How do businesses report uncertain tax treatments to HMRC?
It seems likely that many businesses will aim to ensure they fall within the general exclusion to notify. When a notification is required, HMRC have previously indicated that businesses can provide details via a digital form, which will be available to access from April 2022. This will require the business to input details of the uncertainty including the tax regime, notification triggers under which the disclosure is made, a description of the transaction, reference to any relevant statute or case law, and the amount of tax advantage relating to the uncertainty. We anticipate that updated guidance will be provided to further address the reporting requirements in the coming weeks.
What should you do now?
The rules impose new obligations and complexities on businesses and the compliance burden on those impacted is likely to increase. A review process will be required covering all in scope taxes to identify potentially reportable items, and early engagement will be vital to achieve this. Businesses will need to determine whether any identified uncertain tax treatments meet the notification criteria, whether any exemptions apply, and if the threshold is met. Going forward, your business will need to track the relevant reporting deadlines throughout each year, which will be different for all in scope taxes. This will need to become an ongoing business process.
Businesses need to notify HMRC where the rules apply and the £5 million tax advantage threshold has been breached, but the calculation in comparing the position taken in the tax return and an appropriate comparator may become complicated. It will differ depending on which (or both) of the two triggers has prompted a notification to HMRC and we can foresee this getting particularly complicated for VAT, the threshold test for which is likely to be particularly sensitive to the notification regime.
Compliance with the regime may be smoother for clients with a CCM, partly due to existing open communication in place with HMRC, and also because the general exemption to notify where HMRC is already aware of the uncertainty includes the CCM being aware of the uncertainty. For businesses without a CCM, the most recent guidance states HMRC will utilise their existing customer engagement team to allow them to discuss uncertainties, and also benefit from this exemption, but resource constraints as well as further detail and timeframes remain to be seen.
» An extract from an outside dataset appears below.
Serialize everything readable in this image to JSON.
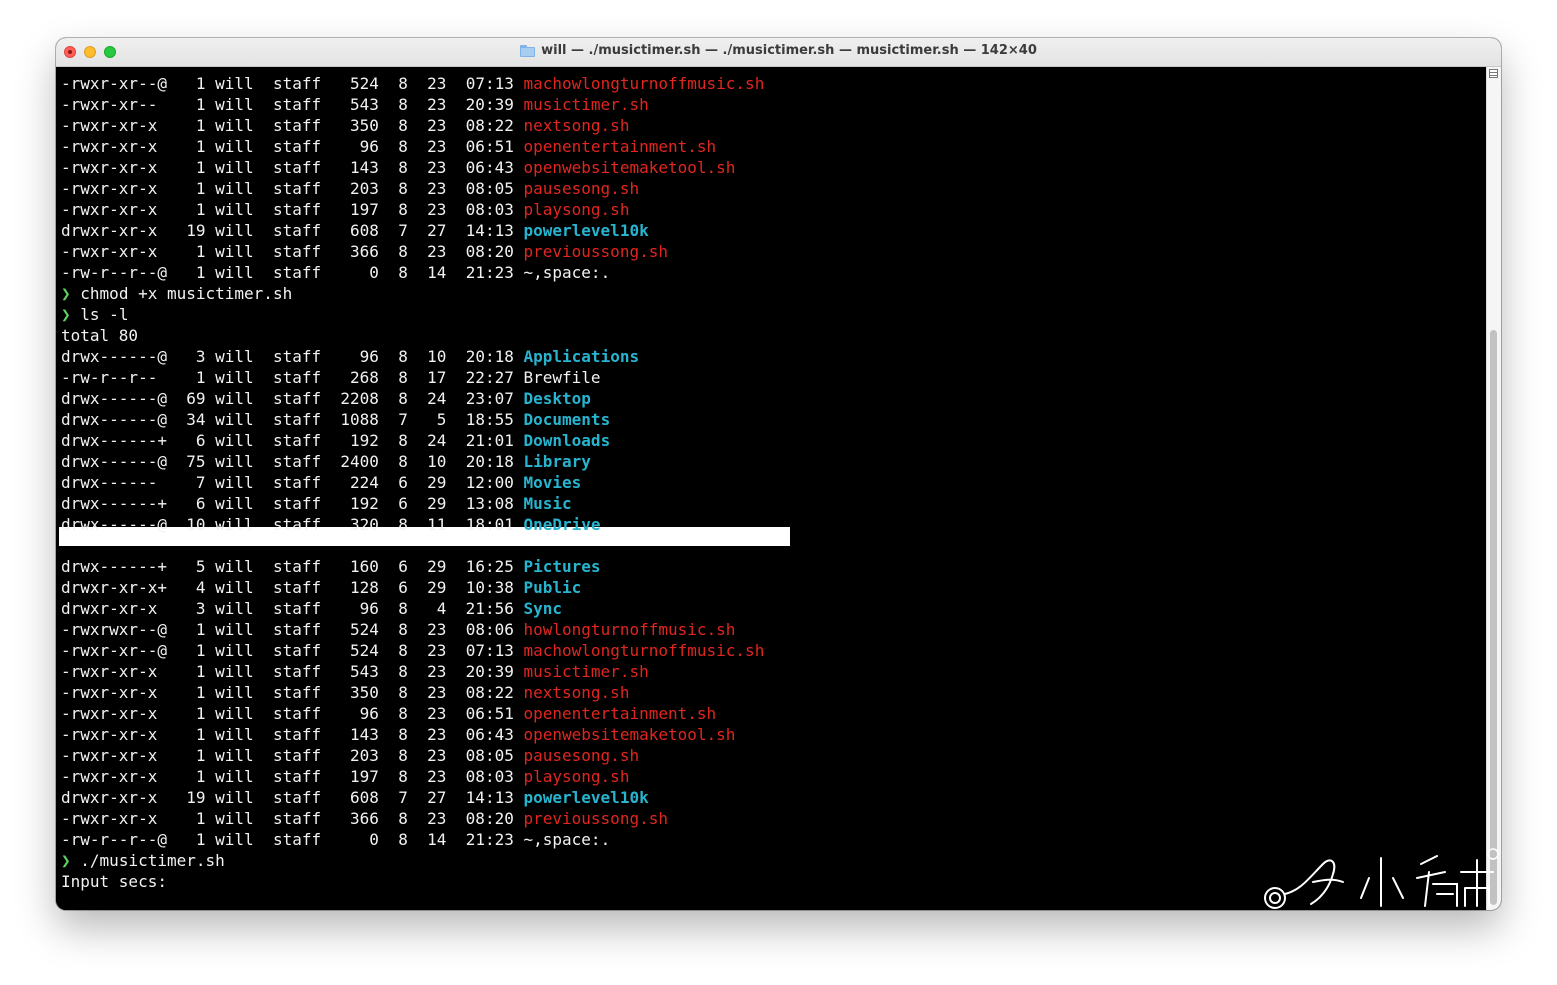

To further discuss the notification of uncertain tax treatments, get in touch with Edward Brown.